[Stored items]
···
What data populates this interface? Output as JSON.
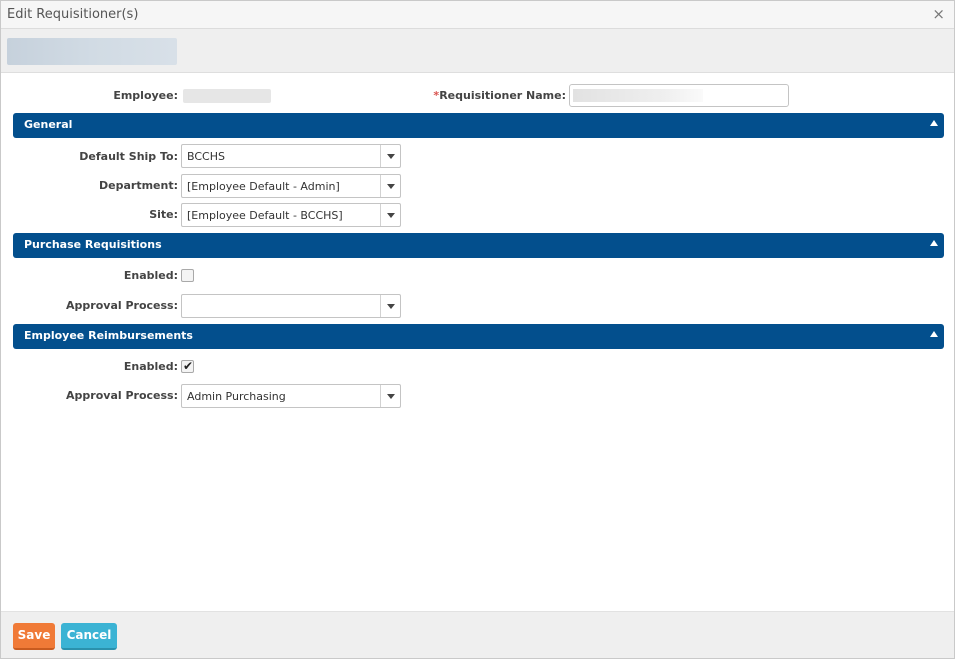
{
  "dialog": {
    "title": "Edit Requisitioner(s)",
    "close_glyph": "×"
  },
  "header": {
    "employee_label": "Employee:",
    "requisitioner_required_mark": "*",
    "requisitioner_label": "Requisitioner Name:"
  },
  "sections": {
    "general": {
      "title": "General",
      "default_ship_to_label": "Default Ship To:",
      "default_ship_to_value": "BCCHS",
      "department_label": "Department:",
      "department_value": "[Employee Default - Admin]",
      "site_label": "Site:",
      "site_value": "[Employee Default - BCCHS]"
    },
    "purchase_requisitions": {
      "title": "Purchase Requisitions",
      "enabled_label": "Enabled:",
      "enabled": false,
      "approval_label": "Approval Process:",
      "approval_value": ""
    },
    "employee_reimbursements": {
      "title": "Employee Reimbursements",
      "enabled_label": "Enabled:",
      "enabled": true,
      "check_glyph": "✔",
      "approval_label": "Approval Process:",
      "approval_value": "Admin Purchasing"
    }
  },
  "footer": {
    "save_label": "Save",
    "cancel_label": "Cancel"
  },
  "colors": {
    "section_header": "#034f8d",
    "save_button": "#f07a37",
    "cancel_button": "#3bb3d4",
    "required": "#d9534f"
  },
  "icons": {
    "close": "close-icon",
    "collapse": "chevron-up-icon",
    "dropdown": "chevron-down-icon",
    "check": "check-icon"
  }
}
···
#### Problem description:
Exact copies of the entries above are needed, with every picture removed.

#### Result of this task:
What data populates this interface? Output as JSON.
{
  "dialog": {
    "title": "Edit Requisitioner(s)",
    "close_glyph": "×"
  },
  "header": {
    "employee_label": "Employee:",
    "requisitioner_required_mark": "*",
    "requisitioner_label": "Requisitioner Name:"
  },
  "sections": {
    "general": {
      "title": "General",
      "default_ship_to_label": "Default Ship To:",
      "default_ship_to_value": "BCCHS",
      "department_label": "Department:",
      "department_value": "[Employee Default - Admin]",
      "site_label": "Site:",
      "site_value": "[Employee Default - BCCHS]"
    },
    "purchase_requisitions": {
      "title": "Purchase Requisitions",
      "enabled_label": "Enabled:",
      "enabled": false,
      "approval_label": "Approval Process:",
      "approval_value": ""
    },
    "employee_reimbursements": {
      "title": "Employee Reimbursements",
      "enabled_label": "Enabled:",
      "enabled": true,
      "check_glyph": "✔",
      "approval_label": "Approval Process:",
      "approval_value": "Admin Purchasing"
    }
  },
  "footer": {
    "save_label": "Save",
    "cancel_label": "Cancel"
  },
  "colors": {
    "section_header": "#034f8d",
    "save_button": "#f07a37",
    "cancel_button": "#3bb3d4",
    "required": "#d9534f"
  },
  "icons": {
    "close": "close-icon",
    "collapse": "chevron-up-icon",
    "dropdown": "chevron-down-icon",
    "check": "check-icon"
  }
}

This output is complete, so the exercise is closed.